26. Turnover is a killer. While Hill's focus is on the turnover of sales personnel, his message applies to all employees. If you want to reduce your turnover, understand the emotional needs of your employees. Take a look at the Special Report on Maslow's Hierarchy of Needs, as well as Robert Cialdini's Psychology of Persuasion book.
27. The three critical qualities of a great sales person are up-beat, caring, and resilient. When you hire for these characteristics, you'll not only reduce your training cost and increase your sales, but you'll also reduce your turnover. Hill suggests the following four questions with the following favorable answers.
a. Why did you choose this career? - Response should include a genuine smile.
b. What do you like best about your work? - You don't want to hear any sadness or frustration.
c. How do you handle rejection? - While successful salespeople may feel frustrated, they don't feel sad.
d. How do you handle conflict? Once again, above average salespeople have higher levels of frustration but very little sadness attached to it.
28. Whether we're trying to sell to somebody or trying to manage an employee's performance, do not underestimate the power of asking questions. The sooner you begin asking questions in sales or an employee-based dialogue, the more successful you'll become. According to Hill, successful negotiators ask two-and-a-half times the number of questions as do average negotiators.
29. Follow these steps:
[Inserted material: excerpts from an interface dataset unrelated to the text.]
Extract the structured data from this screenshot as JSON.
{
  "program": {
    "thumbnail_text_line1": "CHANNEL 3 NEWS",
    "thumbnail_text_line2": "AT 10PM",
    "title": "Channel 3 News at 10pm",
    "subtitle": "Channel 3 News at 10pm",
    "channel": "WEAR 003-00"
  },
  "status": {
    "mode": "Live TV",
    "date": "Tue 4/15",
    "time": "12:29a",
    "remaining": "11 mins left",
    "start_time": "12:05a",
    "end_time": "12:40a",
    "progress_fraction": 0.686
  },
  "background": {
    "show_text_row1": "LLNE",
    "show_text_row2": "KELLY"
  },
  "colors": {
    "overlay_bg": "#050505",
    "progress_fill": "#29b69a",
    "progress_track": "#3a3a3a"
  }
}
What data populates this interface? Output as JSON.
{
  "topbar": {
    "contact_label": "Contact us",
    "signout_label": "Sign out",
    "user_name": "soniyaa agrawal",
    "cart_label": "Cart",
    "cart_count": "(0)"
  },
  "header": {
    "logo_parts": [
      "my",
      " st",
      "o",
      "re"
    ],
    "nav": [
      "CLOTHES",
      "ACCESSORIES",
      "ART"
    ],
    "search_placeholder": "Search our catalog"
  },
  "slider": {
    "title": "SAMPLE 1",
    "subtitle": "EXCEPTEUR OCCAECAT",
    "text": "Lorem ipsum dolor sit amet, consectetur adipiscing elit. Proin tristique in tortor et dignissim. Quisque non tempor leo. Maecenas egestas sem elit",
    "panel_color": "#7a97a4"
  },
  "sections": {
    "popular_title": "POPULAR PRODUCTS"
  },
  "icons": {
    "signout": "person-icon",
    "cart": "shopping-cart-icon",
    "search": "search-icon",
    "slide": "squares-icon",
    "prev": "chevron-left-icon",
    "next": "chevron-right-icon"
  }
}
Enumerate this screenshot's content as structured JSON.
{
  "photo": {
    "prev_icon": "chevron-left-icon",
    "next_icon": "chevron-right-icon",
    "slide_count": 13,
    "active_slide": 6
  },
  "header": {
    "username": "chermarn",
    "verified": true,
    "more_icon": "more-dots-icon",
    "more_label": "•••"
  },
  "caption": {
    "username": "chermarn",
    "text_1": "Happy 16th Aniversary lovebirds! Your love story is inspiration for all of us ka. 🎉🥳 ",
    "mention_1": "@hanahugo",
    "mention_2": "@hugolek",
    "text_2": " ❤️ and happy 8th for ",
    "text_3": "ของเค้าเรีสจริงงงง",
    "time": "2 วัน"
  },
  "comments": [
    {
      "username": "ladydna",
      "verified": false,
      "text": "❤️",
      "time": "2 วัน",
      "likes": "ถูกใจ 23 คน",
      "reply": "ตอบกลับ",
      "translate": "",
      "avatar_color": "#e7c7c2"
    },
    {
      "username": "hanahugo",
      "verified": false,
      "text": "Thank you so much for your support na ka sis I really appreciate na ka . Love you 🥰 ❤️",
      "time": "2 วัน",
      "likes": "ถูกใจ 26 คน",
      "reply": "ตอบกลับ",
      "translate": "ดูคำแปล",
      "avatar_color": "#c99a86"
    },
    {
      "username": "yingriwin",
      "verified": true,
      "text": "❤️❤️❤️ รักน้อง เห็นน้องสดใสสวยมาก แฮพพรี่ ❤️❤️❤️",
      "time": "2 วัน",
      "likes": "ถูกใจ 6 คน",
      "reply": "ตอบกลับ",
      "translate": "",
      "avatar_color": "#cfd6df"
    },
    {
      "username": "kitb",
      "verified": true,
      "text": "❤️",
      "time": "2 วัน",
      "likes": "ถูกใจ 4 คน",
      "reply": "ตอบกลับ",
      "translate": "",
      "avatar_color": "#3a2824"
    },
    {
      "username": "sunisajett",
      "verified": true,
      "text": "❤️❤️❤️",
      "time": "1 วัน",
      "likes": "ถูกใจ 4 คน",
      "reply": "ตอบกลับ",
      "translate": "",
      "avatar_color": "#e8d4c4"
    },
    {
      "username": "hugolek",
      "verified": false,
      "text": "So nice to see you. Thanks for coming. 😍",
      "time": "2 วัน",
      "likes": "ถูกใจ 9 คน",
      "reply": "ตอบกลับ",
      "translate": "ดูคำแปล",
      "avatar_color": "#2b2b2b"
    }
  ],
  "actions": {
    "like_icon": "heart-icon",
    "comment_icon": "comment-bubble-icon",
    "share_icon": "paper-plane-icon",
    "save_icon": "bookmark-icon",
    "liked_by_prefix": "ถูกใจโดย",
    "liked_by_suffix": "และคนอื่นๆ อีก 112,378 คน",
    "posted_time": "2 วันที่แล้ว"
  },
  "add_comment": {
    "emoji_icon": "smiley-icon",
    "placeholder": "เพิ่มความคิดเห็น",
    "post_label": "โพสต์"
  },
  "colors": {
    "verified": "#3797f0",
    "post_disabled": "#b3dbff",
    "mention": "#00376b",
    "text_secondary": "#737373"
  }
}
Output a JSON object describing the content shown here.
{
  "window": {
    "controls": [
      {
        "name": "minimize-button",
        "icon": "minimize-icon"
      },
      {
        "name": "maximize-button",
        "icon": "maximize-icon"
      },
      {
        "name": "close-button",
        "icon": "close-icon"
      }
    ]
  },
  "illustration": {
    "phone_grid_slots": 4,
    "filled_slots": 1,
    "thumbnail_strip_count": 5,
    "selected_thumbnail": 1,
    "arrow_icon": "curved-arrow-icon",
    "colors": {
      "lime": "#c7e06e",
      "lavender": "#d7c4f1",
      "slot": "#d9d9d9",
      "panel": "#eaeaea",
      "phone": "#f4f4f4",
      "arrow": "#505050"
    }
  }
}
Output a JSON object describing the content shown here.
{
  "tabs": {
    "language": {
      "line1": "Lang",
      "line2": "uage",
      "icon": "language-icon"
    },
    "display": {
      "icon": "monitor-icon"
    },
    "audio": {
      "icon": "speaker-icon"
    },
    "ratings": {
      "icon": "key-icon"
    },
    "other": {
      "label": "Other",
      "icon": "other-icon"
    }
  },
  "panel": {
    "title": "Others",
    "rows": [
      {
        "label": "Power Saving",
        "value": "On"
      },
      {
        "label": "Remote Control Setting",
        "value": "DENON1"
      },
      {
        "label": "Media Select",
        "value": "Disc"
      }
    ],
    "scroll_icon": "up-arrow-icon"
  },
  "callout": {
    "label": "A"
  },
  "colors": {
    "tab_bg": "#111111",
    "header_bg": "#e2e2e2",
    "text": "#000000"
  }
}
a. Lead with wants, follow with value, and close with price. - This applies to hiring and retaining your employees as well. What wants to they have that you can tap into? What can you offer them in their career? How competitive is your compensation structure?
b. The astute salesperson will stay focused on the prospect during the presentation. - This should be true when setting performance expectations as well.
c. Besides wallet-based issues, what emotional aspects influence the way various prospects respond? - The fact is, every conversation will evoke a number of different emotional responses. We should be able to detect and address them when appropriate.
Hill spends the remaining chapters talking about how he worked in the retail and service industries and how these concepts apply to the workplace. When discussing the latter we should 1) make sure employees believe leadership's goals and interested are aligned with their own, 2) people are using a process in which multiple employees meet the job candidate and in as casual and social an environment as possible, 3) processes in which the company operates feel fair and legitimate, not rigged, 4) deliver bad news early and clearly without using legalese or financialese, and 5) develop communication plans that identify formal and informal points of contact with the company.
Not all businesses may be able to afford facial coding analysis - but understanding the emotions that drive action, and being alert and aware to how your marketing is engaging your audience and the results that get produced can in itself make a big difference.
Dan expertly guides the reader through the case for how emotions pay a critical role for businesses who engage or sell to people -- and how ignoring that can prove disastrous.
I highly recommend this book!
If you want to gain understanding about yourself as well as the behaviors of others, then this book is for you.